Page and application data records
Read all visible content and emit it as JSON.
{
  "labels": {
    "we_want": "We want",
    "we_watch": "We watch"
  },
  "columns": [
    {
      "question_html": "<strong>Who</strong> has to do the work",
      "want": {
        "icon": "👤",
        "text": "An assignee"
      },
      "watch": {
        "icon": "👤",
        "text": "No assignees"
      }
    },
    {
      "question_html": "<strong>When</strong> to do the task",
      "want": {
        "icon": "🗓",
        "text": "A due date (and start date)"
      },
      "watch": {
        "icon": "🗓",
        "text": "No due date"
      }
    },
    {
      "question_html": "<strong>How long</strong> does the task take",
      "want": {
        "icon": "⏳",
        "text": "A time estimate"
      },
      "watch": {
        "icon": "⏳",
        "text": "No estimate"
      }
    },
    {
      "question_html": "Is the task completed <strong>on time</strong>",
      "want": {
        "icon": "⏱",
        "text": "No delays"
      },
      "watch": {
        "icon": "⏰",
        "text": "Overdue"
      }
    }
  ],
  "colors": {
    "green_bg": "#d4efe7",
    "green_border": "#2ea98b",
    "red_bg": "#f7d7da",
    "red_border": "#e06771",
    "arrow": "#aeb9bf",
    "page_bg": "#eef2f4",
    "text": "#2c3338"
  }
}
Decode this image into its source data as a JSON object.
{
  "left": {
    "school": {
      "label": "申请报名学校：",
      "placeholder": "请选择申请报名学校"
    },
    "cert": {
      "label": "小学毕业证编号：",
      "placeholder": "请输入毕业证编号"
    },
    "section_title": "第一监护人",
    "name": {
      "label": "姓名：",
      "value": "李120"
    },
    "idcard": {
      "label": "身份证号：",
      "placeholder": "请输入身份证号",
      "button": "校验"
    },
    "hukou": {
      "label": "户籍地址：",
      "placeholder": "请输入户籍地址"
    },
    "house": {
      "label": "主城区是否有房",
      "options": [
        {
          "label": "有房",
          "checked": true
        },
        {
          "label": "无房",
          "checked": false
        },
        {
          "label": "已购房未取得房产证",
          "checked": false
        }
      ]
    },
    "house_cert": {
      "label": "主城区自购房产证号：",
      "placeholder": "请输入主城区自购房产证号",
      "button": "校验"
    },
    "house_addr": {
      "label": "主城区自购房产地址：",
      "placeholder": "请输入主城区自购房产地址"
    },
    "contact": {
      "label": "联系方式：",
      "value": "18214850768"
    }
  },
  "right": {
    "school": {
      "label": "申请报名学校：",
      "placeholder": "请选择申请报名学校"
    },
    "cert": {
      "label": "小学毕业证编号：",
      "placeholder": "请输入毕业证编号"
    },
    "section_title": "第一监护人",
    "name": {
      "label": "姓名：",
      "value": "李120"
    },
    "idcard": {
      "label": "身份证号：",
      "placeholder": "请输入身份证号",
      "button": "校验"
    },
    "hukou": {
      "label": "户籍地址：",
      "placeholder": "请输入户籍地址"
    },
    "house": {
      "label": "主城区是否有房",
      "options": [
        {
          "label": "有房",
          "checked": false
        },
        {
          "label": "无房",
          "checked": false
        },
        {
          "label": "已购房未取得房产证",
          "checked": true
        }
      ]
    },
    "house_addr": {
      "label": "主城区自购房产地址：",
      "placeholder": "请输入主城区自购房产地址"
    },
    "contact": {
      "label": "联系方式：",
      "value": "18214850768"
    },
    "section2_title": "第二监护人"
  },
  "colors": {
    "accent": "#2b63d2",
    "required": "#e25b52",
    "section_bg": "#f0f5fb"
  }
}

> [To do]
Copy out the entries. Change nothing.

> [Exercise answer]
Read all visible content and emit it as JSON.
{
  "labels": {
    "we_want": "We want",
    "we_watch": "We watch"
  },
  "columns": [
    {
      "question_html": "<strong>Who</strong> has to do the work",
      "want": {
        "icon": "👤",
        "text": "An assignee"
      },
      "watch": {
        "icon": "👤",
        "text": "No assignees"
      }
    },
    {
      "question_html": "<strong>When</strong> to do the task",
      "want": {
        "icon": "🗓",
        "text": "A due date (and start date)"
      },
      "watch": {
        "icon": "🗓",
        "text": "No due date"
      }
    },
    {
      "question_html": "<strong>How long</strong> does the task take",
      "want": {
        "icon": "⏳",
        "text": "A time estimate"
      },
      "watch": {
        "icon": "⏳",
        "text": "No estimate"
      }
    },
    {
      "question_html": "Is the task completed <strong>on time</strong>",
      "want": {
        "icon": "⏱",
        "text": "No delays"
      },
      "watch": {
        "icon": "⏰",
        "text": "Overdue"
      }
    }
  ],
  "colors": {
    "green_bg": "#d4efe7",
    "green_border": "#2ea98b",
    "red_bg": "#f7d7da",
    "red_border": "#e06771",
    "arrow": "#aeb9bf",
    "page_bg": "#eef2f4",
    "text": "#2c3338"
  }
}
Decode this image into its source data as a JSON object.
{
  "left": {
    "school": {
      "label": "申请报名学校：",
      "placeholder": "请选择申请报名学校"
    },
    "cert": {
      "label": "小学毕业证编号：",
      "placeholder": "请输入毕业证编号"
    },
    "section_title": "第一监护人",
    "name": {
      "label": "姓名：",
      "value": "李120"
    },
    "idcard": {
      "label": "身份证号：",
      "placeholder": "请输入身份证号",
      "button": "校验"
    },
    "hukou": {
      "label": "户籍地址：",
      "placeholder": "请输入户籍地址"
    },
    "house": {
      "label": "主城区是否有房",
      "options": [
        {
          "label": "有房",
          "checked": true
        },
        {
          "label": "无房",
          "checked": false
        },
        {
          "label": "已购房未取得房产证",
          "checked": false
        }
      ]
    },
    "house_cert": {
      "label": "主城区自购房产证号：",
      "placeholder": "请输入主城区自购房产证号",
      "button": "校验"
    },
    "house_addr": {
      "label": "主城区自购房产地址：",
      "placeholder": "请输入主城区自购房产地址"
    },
    "contact": {
      "label": "联系方式：",
      "value": "18214850768"
    }
  },
  "right": {
    "school": {
      "label": "申请报名学校：",
      "placeholder": "请选择申请报名学校"
    },
    "cert": {
      "label": "小学毕业证编号：",
      "placeholder": "请输入毕业证编号"
    },
    "section_title": "第一监护人",
    "name": {
      "label": "姓名：",
      "value": "李120"
    },
    "idcard": {
      "label": "身份证号：",
      "placeholder": "请输入身份证号",
      "button": "校验"
    },
    "hukou": {
      "label": "户籍地址：",
      "placeholder": "请输入户籍地址"
    },
    "house": {
      "label": "主城区是否有房",
      "options": [
        {
          "label": "有房",
          "checked": false
        },
        {
          "label": "无房",
          "checked": false
        },
        {
          "label": "已购房未取得房产证",
          "checked": true
        }
      ]
    },
    "house_addr": {
      "label": "主城区自购房产地址：",
      "placeholder": "请输入主城区自购房产地址"
    },
    "contact": {
      "label": "联系方式：",
      "value": "18214850768"
    },
    "section2_title": "第二监护人"
  },
  "colors": {
    "accent": "#2b63d2",
    "required": "#e25b52",
    "section_bg": "#f0f5fb"
  }
}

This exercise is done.